One of my favourite t-shirts was purchased in the gift shop of the Rock and Roll Hall of Fame in Cleveland, and it’s one of their most popular items.
It boasts a single image, a yellow spiral spindle of the sort we used to pop into 45 rpm records to make them fit the turntable (along with the shirt, you can still buy 45s and spindles in that same gift shop).
It invariably prompts one of two responses: “Great t-shirt. Where’d you get it?” or, “What the heck is that?” No guesses as to the demographic of people who ask those respective questions.
My answer to the latter question is always, “What do you think it is?” My favourite guess was: “Well, there were those toy guns when I was a kid that used to fire discs at you. That looks like it could be one of those discs.” (Called Tracer Guns, they’ve been a popular kids’ toy from the ‘60s right through to this century. Anyway, good guess, but no cigar).
Record companies discontinued the 45 by 1990, though the current interest in vinyl has brought some niche production back.
Still, for 40 years, the format was a part of every teen’s life. And now, it’s unrecognizable to most.
We tend to think of the 20th Century as one of dizzying and profound change. And it’s true to the extent that a century that started with flightless humans saw people golfing on the moon by the ‘70s. And we saw it, of course, on television.
But many basic technologies were remarkably durable. The internal combustion engine, introduced at the turn of the 20th, still rules the roads and is only now giving slight ground to electric alternatives. In his boyhood in rural Manitoba in the 1920s, my late father lived in a farmhouse without electricity, but cobbled together a crystal radio that picked up signals from as far away as Detroit. Four decades later, in my own childhood, I made virtually the same crystal radio with instructions from Popular Electronics magazine.
In the adult world, technologies had even longer pedigrees. A slide rule used by an engineer or mathematician in the 20th Century would have been utterly familiar to their counterparts in the 18th. In my own business, I started out using a very similar piece of old tech called a “sizing wheel” to figure out where to crop pictures for off-set page design and the percentage to zoom them or shrink them. Learning to use a sizing wheel was still required in the Ryerson University journalism course in the ‘80s.

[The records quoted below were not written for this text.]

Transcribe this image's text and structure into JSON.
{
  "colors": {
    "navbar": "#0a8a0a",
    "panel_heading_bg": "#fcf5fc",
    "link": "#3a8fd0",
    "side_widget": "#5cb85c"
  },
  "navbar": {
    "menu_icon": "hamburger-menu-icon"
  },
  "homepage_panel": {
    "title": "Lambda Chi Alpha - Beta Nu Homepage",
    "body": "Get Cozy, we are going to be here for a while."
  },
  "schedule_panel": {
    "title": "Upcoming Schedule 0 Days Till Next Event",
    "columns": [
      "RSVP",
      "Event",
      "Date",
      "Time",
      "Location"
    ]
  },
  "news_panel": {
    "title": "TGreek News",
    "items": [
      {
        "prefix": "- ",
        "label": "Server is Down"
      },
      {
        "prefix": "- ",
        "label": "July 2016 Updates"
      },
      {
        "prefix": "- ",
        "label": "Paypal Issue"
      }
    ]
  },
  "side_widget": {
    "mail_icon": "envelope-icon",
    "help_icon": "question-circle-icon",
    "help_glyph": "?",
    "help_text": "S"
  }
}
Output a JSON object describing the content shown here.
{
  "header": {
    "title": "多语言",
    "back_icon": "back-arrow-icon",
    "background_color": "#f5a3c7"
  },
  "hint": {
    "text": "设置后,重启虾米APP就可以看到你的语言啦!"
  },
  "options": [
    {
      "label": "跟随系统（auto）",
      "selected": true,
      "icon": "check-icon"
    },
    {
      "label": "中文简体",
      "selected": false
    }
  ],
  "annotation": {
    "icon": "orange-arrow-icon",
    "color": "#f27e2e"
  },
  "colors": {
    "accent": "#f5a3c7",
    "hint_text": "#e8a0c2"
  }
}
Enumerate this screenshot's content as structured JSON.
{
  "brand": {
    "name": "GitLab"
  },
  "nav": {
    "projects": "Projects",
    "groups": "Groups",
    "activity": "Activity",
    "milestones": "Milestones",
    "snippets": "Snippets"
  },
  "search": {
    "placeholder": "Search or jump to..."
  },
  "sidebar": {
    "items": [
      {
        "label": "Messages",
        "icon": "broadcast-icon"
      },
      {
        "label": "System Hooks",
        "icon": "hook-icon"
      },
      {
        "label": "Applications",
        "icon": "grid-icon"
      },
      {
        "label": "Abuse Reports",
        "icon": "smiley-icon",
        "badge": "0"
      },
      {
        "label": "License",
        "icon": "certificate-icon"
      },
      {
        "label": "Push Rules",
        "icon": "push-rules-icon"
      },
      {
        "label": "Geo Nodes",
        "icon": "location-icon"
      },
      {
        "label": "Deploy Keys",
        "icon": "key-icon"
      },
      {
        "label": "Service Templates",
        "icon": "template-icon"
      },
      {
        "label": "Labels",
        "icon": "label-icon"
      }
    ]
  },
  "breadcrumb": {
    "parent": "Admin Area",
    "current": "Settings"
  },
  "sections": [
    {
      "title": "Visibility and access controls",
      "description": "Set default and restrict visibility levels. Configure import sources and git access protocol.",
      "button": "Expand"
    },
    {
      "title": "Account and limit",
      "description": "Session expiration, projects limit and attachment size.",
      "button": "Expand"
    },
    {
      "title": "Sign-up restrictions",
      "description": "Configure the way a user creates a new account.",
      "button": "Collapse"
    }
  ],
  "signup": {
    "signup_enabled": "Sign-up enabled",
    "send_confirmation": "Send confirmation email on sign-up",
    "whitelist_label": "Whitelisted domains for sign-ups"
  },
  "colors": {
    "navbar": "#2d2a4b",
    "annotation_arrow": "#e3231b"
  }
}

And now? Never mind a sizing wheel. I’m pretty sure that in a few years, no one will remember what an iPod was.
I discover new anachronisms in the oddest ways. When the newspaper I worked for was sold a few years ago, we had to move to a new building, which meant emptying out the farthest corners of my desk. One drawer contained every recording device I’d ever used for interviews going back to the ‘80s – including the first digital one I bought in 2001.
But what drew the attention of some younger reporters were the old cassette recorders. Not the micro-cassettes so much, but the full-size ones. “Get out,” I told one. “You’ve never seen a cassette?” – “Well, obviously I know of them,” he said, as he cradled the old Sony like an artifact from the ruins of Pompeii.
“Sic transit ‘stuff,’” as the Romans would say.
The things that disappear, do so inconspicuously. I had no idea until recently, for example, that songs on the radio that fade out at the end were pretty much a thing of the past. My Millennial son was in the car with me, and The Police’s Message in A Bottle was playing. As Sting repeated “Sendin’ out an SOS… Sendin’ out an SOS…,” Michael asked, “Why in those old songs did they repeat the chorus over and over at the end?” I guessed it was so the deejay could get a head-start on announcing the weather and traffic as the song faded out.
But I decided to look into it further. I was half right, as it turned out. That was one of the advantages of the fade-out in the years of AM top-40 radio, though the fade-out (in performance) could be traced in classical music as far back as the 19th Century.
An article in Slate magazine actually traced the fade-out’s demise. In this decade, apparently the only top-10 Billboard song with a fade-out ending was Robin Thicke’s Blurred Lines (and that was a deliberately retro choice). In retrospect, in 1985, every song in the year’s top-10 faded out.
MP3s and club DJs are accused of killing the practice. In the digital age, everybody is impatient to get to the next tune. Who wants to listen to the previous one fade away like a Doppler effect?
Sitcoms with laugh-tracks are on the endangered species list. Millennials hate them, and mock them with online memes (like that YouTube clip from The Big Bang Theory with the laughs excised and replaced by crickets). Right now, there’s BBT, Mom and Kevin Can Wait, along with the retro reboot series Fuller House, Will & Grace and Roseanne. Arguably the hippest of those shows, The Big Bang Theory’s viewership has an average age of 52.
Which brings us to network television itself. The average network viewer is now in his or her mid-‘50s. That number 25 years ago was 41. Increasingly, my sons’ own favourite programs are podcasts or YouTube channels. The Zoomer cohort is doing its best to keep the medium alive, but most agree network TV is an unsustainable long-term business model.
Landlines, typewriters, newspapers, fax machines, dial-up Internet, they are all mere “things,” that had their day. But they’ll live on among hobbyists and history buffs.